[Data entries]
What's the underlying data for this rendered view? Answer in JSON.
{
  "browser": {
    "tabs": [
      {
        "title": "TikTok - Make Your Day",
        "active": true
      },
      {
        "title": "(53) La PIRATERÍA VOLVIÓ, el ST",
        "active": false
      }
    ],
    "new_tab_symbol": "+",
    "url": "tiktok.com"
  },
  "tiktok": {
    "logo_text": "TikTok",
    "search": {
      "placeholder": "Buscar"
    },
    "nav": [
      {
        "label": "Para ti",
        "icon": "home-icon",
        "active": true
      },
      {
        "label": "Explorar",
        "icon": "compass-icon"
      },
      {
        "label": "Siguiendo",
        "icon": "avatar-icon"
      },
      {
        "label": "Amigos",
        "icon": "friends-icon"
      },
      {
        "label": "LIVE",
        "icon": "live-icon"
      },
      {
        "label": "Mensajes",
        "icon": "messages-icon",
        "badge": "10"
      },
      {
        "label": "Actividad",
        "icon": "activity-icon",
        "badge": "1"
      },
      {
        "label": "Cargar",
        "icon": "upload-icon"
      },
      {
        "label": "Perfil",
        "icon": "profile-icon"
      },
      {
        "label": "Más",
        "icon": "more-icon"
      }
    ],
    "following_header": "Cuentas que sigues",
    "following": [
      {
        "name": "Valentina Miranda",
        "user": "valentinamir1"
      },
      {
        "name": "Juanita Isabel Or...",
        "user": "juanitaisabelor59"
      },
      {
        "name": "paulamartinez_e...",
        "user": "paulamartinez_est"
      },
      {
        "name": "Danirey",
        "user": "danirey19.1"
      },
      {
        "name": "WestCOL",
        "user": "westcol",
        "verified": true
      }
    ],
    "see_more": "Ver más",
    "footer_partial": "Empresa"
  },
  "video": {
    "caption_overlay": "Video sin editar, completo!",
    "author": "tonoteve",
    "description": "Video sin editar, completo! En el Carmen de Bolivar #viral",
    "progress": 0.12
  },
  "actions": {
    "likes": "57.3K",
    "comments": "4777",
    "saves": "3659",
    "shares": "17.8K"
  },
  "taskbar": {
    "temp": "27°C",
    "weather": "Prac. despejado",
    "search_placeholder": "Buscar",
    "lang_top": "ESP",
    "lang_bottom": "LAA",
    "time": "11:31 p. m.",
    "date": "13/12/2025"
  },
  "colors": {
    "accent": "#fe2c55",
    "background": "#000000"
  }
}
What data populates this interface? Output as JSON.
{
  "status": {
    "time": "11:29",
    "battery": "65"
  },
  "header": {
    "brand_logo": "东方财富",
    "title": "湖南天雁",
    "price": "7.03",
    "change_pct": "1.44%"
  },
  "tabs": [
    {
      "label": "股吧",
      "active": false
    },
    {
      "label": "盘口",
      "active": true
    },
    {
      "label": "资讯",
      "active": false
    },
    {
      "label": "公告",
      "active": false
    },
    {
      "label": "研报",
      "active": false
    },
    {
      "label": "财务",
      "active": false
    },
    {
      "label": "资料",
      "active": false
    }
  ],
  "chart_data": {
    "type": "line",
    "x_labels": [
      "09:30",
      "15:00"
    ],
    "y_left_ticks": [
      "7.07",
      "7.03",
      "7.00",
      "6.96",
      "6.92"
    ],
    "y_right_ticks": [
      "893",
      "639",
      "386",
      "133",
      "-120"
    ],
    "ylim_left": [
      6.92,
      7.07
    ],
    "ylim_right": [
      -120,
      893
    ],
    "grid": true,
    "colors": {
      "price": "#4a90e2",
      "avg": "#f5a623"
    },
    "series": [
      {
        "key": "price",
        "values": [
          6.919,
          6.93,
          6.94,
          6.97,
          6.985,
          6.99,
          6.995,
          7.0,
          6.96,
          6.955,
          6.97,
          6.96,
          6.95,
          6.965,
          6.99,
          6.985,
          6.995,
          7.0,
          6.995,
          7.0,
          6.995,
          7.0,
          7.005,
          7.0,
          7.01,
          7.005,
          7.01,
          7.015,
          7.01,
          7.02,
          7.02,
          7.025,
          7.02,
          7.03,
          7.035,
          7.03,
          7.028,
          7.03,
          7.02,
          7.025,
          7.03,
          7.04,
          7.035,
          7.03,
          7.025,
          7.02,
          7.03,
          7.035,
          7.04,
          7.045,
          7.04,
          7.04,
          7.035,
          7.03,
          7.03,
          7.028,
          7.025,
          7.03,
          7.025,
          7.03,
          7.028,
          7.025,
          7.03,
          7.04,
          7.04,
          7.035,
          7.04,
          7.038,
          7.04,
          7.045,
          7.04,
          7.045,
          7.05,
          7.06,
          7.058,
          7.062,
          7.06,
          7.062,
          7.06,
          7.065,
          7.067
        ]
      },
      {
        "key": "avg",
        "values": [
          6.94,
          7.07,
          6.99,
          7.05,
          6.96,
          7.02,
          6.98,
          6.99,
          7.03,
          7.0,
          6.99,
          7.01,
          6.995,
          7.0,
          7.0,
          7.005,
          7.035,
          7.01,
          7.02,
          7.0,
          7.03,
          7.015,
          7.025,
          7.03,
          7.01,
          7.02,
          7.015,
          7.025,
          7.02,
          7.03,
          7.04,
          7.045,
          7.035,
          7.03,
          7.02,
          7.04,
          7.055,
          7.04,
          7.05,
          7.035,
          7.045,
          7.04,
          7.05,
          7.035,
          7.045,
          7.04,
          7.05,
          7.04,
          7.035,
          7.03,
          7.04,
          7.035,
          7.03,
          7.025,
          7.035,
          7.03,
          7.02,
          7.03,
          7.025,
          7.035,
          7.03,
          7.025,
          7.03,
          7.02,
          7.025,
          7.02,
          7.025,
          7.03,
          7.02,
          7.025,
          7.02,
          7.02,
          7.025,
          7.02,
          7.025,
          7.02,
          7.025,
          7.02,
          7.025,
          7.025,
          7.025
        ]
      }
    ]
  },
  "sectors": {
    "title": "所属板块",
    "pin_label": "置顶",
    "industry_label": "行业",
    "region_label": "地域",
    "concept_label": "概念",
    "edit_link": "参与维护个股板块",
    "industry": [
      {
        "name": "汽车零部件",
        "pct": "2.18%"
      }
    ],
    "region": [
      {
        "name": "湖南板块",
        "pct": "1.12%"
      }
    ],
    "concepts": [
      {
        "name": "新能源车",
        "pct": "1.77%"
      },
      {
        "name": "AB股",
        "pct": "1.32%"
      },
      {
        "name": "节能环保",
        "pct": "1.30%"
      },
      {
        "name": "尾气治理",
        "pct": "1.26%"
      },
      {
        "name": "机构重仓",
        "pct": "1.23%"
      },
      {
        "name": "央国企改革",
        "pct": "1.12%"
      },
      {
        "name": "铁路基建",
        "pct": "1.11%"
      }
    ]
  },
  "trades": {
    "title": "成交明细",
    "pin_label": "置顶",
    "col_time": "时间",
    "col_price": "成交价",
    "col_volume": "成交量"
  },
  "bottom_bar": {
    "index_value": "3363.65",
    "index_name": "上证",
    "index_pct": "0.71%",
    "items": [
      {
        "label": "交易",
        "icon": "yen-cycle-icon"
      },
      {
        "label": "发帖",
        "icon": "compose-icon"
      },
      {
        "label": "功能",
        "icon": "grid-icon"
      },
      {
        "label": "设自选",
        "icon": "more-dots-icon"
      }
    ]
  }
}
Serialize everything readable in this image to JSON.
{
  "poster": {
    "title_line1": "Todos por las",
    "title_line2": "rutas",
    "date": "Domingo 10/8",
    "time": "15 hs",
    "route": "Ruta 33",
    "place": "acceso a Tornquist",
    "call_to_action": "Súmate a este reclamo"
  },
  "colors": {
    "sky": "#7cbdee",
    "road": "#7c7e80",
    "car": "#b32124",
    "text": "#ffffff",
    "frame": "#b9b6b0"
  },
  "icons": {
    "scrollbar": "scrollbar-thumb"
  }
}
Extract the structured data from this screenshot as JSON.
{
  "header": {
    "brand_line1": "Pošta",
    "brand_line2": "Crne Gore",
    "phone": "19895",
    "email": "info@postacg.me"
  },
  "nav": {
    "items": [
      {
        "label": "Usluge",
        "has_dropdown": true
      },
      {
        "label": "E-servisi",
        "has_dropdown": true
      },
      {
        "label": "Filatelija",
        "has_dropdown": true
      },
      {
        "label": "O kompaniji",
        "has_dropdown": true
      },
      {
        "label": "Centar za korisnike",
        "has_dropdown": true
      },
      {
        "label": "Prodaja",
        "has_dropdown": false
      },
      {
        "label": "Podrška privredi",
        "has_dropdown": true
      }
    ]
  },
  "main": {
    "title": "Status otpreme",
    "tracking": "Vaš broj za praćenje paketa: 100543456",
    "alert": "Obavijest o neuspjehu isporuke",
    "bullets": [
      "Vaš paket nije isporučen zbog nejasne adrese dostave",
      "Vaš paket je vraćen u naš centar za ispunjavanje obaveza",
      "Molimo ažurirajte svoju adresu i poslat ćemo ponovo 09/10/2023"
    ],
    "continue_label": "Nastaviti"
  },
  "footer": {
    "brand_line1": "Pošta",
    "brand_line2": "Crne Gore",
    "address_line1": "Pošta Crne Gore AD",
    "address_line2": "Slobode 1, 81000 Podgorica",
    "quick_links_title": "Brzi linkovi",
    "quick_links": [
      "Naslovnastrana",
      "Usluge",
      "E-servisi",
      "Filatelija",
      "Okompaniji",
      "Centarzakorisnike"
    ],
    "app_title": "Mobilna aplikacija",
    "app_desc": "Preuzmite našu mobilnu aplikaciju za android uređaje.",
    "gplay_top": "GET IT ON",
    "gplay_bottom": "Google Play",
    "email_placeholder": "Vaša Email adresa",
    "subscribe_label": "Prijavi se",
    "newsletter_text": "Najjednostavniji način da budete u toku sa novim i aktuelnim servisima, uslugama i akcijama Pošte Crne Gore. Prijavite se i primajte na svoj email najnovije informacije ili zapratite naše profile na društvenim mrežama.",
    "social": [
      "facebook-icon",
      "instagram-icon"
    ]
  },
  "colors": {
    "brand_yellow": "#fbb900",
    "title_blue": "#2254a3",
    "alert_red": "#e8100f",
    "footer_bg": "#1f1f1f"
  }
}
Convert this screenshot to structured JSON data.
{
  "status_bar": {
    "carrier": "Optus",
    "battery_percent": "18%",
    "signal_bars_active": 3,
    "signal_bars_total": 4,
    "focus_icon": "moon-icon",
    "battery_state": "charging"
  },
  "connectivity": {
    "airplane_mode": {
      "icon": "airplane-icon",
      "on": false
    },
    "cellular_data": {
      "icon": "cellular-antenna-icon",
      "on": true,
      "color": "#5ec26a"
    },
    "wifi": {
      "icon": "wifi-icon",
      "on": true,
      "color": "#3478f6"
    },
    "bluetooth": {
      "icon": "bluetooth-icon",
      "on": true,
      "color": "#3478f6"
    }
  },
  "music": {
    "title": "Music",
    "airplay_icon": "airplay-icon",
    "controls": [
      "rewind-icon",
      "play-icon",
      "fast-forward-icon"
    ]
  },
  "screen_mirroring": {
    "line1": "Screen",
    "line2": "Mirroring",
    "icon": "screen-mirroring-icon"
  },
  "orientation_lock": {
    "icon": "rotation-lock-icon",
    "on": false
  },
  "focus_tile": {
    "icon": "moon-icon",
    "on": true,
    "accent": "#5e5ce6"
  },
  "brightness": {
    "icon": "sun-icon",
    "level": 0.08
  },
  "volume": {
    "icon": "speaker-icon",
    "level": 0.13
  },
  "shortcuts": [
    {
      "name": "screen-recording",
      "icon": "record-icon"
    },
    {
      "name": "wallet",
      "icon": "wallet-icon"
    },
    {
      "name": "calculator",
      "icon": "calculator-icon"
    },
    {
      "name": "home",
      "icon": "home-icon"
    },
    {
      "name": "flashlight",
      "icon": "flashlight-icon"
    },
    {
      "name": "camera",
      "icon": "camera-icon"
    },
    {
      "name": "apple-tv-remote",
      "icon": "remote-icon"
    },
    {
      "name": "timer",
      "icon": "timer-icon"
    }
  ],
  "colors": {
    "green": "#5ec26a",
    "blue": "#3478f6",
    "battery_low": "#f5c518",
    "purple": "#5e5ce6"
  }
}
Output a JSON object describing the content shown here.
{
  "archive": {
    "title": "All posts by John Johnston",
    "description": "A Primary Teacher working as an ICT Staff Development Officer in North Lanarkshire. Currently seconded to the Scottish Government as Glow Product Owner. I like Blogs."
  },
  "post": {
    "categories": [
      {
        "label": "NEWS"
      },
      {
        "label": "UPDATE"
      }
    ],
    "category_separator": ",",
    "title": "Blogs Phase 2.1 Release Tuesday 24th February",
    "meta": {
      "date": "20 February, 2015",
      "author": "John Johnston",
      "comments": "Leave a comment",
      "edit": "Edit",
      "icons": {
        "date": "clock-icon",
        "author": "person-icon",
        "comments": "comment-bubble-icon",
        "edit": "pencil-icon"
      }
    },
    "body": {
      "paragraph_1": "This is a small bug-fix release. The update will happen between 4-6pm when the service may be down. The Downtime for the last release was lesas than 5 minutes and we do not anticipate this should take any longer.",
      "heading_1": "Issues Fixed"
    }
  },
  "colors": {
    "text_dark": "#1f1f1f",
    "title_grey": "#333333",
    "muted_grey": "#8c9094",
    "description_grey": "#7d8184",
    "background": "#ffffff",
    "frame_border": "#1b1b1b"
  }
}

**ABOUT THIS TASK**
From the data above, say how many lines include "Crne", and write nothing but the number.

**RESULT OF THIS EXERCISE**
4